### EXERCISE INSTRUCTIONS
Every record must be copied out exactly.
*** DATA SUPPLIED ***
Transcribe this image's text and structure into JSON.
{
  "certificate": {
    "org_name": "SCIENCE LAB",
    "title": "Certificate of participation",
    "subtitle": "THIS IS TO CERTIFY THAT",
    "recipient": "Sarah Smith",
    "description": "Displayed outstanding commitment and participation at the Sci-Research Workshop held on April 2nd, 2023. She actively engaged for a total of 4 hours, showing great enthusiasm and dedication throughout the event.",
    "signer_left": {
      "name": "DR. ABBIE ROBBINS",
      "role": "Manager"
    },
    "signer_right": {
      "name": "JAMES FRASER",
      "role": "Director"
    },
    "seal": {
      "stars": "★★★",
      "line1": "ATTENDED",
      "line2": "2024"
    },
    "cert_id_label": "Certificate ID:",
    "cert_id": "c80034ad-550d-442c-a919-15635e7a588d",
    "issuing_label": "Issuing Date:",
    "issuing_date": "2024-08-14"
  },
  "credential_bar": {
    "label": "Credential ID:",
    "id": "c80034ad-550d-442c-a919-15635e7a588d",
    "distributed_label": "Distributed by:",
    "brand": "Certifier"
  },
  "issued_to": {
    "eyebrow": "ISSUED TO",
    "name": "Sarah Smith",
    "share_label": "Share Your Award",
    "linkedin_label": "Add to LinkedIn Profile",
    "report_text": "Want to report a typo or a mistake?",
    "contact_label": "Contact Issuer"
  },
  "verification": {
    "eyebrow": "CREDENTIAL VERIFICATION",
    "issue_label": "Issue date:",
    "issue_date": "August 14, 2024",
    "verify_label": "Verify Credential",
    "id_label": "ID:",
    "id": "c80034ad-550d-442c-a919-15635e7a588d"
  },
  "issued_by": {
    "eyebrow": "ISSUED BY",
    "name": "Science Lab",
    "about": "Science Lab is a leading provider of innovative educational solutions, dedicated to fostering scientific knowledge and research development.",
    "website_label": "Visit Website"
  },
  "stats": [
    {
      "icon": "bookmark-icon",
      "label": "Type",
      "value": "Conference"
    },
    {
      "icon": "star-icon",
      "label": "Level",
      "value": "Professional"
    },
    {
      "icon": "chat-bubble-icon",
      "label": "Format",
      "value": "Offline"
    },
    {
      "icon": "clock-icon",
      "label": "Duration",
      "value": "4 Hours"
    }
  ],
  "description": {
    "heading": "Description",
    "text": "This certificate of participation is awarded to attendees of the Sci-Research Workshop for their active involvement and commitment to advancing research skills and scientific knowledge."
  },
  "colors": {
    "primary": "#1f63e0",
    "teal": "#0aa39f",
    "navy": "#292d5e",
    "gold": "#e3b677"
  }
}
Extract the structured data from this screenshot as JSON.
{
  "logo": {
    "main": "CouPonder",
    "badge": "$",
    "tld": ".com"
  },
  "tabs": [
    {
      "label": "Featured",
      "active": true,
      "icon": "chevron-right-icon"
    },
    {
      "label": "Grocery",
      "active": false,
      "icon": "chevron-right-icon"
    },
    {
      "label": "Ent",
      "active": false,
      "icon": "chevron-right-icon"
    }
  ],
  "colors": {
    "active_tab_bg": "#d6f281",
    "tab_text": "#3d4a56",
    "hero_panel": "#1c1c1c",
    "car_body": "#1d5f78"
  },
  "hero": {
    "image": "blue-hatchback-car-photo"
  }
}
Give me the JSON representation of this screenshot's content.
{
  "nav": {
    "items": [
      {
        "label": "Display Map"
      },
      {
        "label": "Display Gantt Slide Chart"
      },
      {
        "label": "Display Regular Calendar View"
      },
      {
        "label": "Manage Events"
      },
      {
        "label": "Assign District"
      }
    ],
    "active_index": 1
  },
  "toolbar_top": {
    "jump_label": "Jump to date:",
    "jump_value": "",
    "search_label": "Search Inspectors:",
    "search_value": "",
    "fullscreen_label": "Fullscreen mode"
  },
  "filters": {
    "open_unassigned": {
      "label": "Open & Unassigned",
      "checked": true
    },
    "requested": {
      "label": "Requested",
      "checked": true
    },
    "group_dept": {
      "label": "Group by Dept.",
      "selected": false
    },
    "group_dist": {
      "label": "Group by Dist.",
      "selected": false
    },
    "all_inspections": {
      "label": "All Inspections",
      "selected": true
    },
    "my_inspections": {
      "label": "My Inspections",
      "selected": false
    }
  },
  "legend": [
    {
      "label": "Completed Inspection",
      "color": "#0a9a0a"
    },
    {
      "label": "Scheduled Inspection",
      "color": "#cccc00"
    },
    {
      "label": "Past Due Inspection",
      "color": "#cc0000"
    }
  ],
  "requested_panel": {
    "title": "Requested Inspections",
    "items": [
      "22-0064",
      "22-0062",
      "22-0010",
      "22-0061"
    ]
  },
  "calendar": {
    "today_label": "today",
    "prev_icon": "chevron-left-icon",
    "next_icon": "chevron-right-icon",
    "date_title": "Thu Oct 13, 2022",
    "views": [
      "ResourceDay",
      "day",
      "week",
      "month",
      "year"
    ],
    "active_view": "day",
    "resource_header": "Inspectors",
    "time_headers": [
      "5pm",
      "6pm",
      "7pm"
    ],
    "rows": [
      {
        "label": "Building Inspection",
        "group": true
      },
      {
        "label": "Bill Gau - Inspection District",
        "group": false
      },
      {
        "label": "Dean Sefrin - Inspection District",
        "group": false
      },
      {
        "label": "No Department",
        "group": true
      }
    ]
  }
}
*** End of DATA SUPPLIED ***
### SOLUTION TO THIS PROBLEM
Transcribe this image's text and structure into JSON.
{
  "certificate": {
    "org_name": "SCIENCE LAB",
    "title": "Certificate of participation",
    "subtitle": "THIS IS TO CERTIFY THAT",
    "recipient": "Sarah Smith",
    "description": "Displayed outstanding commitment and participation at the Sci-Research Workshop held on April 2nd, 2023. She actively engaged for a total of 4 hours, showing great enthusiasm and dedication throughout the event.",
    "signer_left": {
      "name": "DR. ABBIE ROBBINS",
      "role": "Manager"
    },
    "signer_right": {
      "name": "JAMES FRASER",
      "role": "Director"
    },
    "seal": {
      "stars": "★★★",
      "line1": "ATTENDED",
      "line2": "2024"
    },
    "cert_id_label": "Certificate ID:",
    "cert_id": "c80034ad-550d-442c-a919-15635e7a588d",
    "issuing_label": "Issuing Date:",
    "issuing_date": "2024-08-14"
  },
  "credential_bar": {
    "label": "Credential ID:",
    "id": "c80034ad-550d-442c-a919-15635e7a588d",
    "distributed_label": "Distributed by:",
    "brand": "Certifier"
  },
  "issued_to": {
    "eyebrow": "ISSUED TO",
    "name": "Sarah Smith",
    "share_label": "Share Your Award",
    "linkedin_label": "Add to LinkedIn Profile",
    "report_text": "Want to report a typo or a mistake?",
    "contact_label": "Contact Issuer"
  },
  "verification": {
    "eyebrow": "CREDENTIAL VERIFICATION",
    "issue_label": "Issue date:",
    "issue_date": "August 14, 2024",
    "verify_label": "Verify Credential",
    "id_label": "ID:",
    "id": "c80034ad-550d-442c-a919-15635e7a588d"
  },
  "issued_by": {
    "eyebrow": "ISSUED BY",
    "name": "Science Lab",
    "about": "Science Lab is a leading provider of innovative educational solutions, dedicated to fostering scientific knowledge and research development.",
    "website_label": "Visit Website"
  },
  "stats": [
    {
      "icon": "bookmark-icon",
      "label": "Type",
      "value": "Conference"
    },
    {
      "icon": "star-icon",
      "label": "Level",
      "value": "Professional"
    },
    {
      "icon": "chat-bubble-icon",
      "label": "Format",
      "value": "Offline"
    },
    {
      "icon": "clock-icon",
      "label": "Duration",
      "value": "4 Hours"
    }
  ],
  "description": {
    "heading": "Description",
    "text": "This certificate of participation is awarded to attendees of the Sci-Research Workshop for their active involvement and commitment to advancing research skills and scientific knowledge."
  },
  "colors": {
    "primary": "#1f63e0",
    "teal": "#0aa39f",
    "navy": "#292d5e",
    "gold": "#e3b677"
  }
}
Extract the structured data from this screenshot as JSON.
{
  "logo": {
    "main": "CouPonder",
    "badge": "$",
    "tld": ".com"
  },
  "tabs": [
    {
      "label": "Featured",
      "active": true,
      "icon": "chevron-right-icon"
    },
    {
      "label": "Grocery",
      "active": false,
      "icon": "chevron-right-icon"
    },
    {
      "label": "Ent",
      "active": false,
      "icon": "chevron-right-icon"
    }
  ],
  "colors": {
    "active_tab_bg": "#d6f281",
    "tab_text": "#3d4a56",
    "hero_panel": "#1c1c1c",
    "car_body": "#1d5f78"
  },
  "hero": {
    "image": "blue-hatchback-car-photo"
  }
}
Give me the JSON representation of this screenshot's content.
{
  "nav": {
    "items": [
      {
        "label": "Display Map"
      },
      {
        "label": "Display Gantt Slide Chart"
      },
      {
        "label": "Display Regular Calendar View"
      },
      {
        "label": "Manage Events"
      },
      {
        "label": "Assign District"
      }
    ],
    "active_index": 1
  },
  "toolbar_top": {
    "jump_label": "Jump to date:",
    "jump_value": "",
    "search_label": "Search Inspectors:",
    "search_value": "",
    "fullscreen_label": "Fullscreen mode"
  },
  "filters": {
    "open_unassigned": {
      "label": "Open & Unassigned",
      "checked": true
    },
    "requested": {
      "label": "Requested",
      "checked": true
    },
    "group_dept": {
      "label": "Group by Dept.",
      "selected": false
    },
    "group_dist": {
      "label": "Group by Dist.",
      "selected": false
    },
    "all_inspections": {
      "label": "All Inspections",
      "selected": true
    },
    "my_inspections": {
      "label": "My Inspections",
      "selected": false
    }
  },
  "legend": [
    {
      "label": "Completed Inspection",
      "color": "#0a9a0a"
    },
    {
      "label": "Scheduled Inspection",
      "color": "#cccc00"
    },
    {
      "label": "Past Due Inspection",
      "color": "#cc0000"
    }
  ],
  "requested_panel": {
    "title": "Requested Inspections",
    "items": [
      "22-0064",
      "22-0062",
      "22-0010",
      "22-0061"
    ]
  },
  "calendar": {
    "today_label": "today",
    "prev_icon": "chevron-left-icon",
    "next_icon": "chevron-right-icon",
    "date_title": "Thu Oct 13, 2022",
    "views": [
      "ResourceDay",
      "day",
      "week",
      "month",
      "year"
    ],
    "active_view": "day",
    "resource_header": "Inspectors",
    "time_headers": [
      "5pm",
      "6pm",
      "7pm"
    ],
    "rows": [
      {
        "label": "Building Inspection",
        "group": true
      },
      {
        "label": "Bill Gau - Inspection District",
        "group": false
      },
      {
        "label": "Dean Sefrin - Inspection District",
        "group": false
      },
      {
        "label": "No Department",
        "group": true
      }
    ]
  }
}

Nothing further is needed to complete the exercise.